As it has been in EVERY location we’ve shown it, the Gen4 demo was a big hit! Numerous attendees remarked on how impressed they were to see Gen4 running in real hardware already!
Japan has always been good to the PCI-SIG Developers Conferences – with attendees braving Tsunamis, power shortages, and occasionally flooding to show up en masse whenever we come. This trip was no different, with over 100 attendees despite some post-Tsunami flooding which disrupted the train system. Here again Synopsys and Teledyne LeCroy held a random drawing to give away an iPad mini – this time to Yoshikawa-san (who may be familiar to you from his presentations at US Devcon 2014 and 2015).
I should mention that the Synopsys guys – after re-assembling the demo in record time – came to sit in with Seki-san (of previous ExpressYourself contest fame) and some other Synopsys folks listening to my presentation. This might not sound like a big deal, until you consider that I’m somewhat famous (well infamous) for incorporating my friends into my presentations!

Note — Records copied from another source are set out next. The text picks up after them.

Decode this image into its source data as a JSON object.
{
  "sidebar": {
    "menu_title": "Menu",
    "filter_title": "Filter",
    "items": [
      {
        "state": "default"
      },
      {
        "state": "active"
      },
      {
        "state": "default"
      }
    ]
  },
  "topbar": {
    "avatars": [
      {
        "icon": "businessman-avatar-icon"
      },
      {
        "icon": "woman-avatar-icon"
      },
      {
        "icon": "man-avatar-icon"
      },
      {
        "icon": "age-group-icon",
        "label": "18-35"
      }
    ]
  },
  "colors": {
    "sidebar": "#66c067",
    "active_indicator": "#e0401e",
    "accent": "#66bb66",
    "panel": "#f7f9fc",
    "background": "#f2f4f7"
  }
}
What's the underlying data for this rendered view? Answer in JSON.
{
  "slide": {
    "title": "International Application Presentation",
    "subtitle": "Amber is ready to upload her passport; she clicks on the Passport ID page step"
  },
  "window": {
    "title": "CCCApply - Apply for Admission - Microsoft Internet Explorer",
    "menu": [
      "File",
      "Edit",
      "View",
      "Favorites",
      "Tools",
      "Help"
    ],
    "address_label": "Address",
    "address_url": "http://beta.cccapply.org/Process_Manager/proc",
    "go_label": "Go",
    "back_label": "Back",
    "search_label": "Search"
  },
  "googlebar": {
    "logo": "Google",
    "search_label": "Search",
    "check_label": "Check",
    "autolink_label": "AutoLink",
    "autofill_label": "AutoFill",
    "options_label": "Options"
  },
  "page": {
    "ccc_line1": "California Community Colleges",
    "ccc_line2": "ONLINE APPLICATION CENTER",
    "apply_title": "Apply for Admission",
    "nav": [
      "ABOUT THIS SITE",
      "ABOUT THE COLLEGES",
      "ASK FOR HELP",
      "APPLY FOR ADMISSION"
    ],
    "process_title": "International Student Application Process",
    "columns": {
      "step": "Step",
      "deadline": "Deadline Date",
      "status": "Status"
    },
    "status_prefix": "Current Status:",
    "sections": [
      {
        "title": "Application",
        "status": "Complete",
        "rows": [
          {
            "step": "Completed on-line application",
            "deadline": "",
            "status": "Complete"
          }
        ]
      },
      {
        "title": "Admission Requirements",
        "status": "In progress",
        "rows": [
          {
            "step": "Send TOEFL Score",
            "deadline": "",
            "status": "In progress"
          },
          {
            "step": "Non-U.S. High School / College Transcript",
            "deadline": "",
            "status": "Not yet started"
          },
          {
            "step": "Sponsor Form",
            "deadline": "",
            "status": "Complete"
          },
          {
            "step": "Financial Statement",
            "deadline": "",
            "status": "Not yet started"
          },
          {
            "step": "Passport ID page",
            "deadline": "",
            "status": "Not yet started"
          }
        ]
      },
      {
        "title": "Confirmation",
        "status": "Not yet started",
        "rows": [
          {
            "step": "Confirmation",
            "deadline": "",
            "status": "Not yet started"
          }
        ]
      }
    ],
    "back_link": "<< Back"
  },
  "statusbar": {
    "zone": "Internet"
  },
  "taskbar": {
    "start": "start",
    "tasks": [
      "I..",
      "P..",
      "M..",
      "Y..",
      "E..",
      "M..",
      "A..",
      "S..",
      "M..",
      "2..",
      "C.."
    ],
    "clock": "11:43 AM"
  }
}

One of the examples I use in the PCI Express overview is a telephone analogy and I think it works much better with people’s names (“I call Seki-san and ask him for 100 bytes of data from address 1000…”). They were all good sports about it – though I think Seki-san might just have enjoyed hearing the female translator calling his name over and over again 🙂
After all that, the Synopsys engineers still managed to tear down the demo and get it all packed away in under an hour! Yagi-san emphasized to me several times how important it was that I keep track of the Carnet shipping paperwork – so even after this crazy day he was trying to keep me out of trouble with customs. (It even mostly worked…) After thanking the Synopsys folks for all their help it was time to grab a night’s rest and get up Saturday morning to bid Toodle-oo to Tokyo!
Saturday’s flight was another 777, but when I walked in, I realized that there was something just a tad bit … different … about THIS airplane:
Yes, that *IS* what you think it is – at least if you think it’s a “Hello Kitty” pillow, and a “Hello Kitty” remote control, and a “Hello Kitty” safety video … and the meal was served with “Hello Kitty” wrappers on the chopsticks, and “Hello Kitty” dental flosser. There were “Hello Kitty” menus, and mints, and air-distress bags, and pretty much everything you could imagine* – including the boarding passes, luggage tags, etc!
Sorry this got to be such a long posting! I’ll save Taiwan and the explanation of “(It even mostly worked…)” for the next one! Make sure you’re subscribed to ExpressYourself and if not, click here for RSS or here for email so you don’t miss any future episodes!
Richard (from Taipei)
*In what might be an ExpressYourself first, I didn’t make up *ANY* of that!
I’ve been involved in the development of PCI chips dating back to the NCR 53C810 and pre-1.0 versions of the PCI spec so have definitely lived the evolution of PCI Express and PCI since the very beginning! Over the years I have worked on variations of PCI, eventually moving on to architecting and leading the development of the PCI Express and PCI-X interface cores used in LSI’s line of storage RAID controller chips. For the last ten plus years I've also had the honor of serving on the PCI-SIG Board of Directors and holding a variety of officer positions. I am still involved in PCI-SIG workgroups and I present at many PCI-SIG events around the world. Back before the dawn of PCI, I received my B.S.E.E. from Rice University, and hold over two dozen U.S. Patents, many of which relate to PCI technology.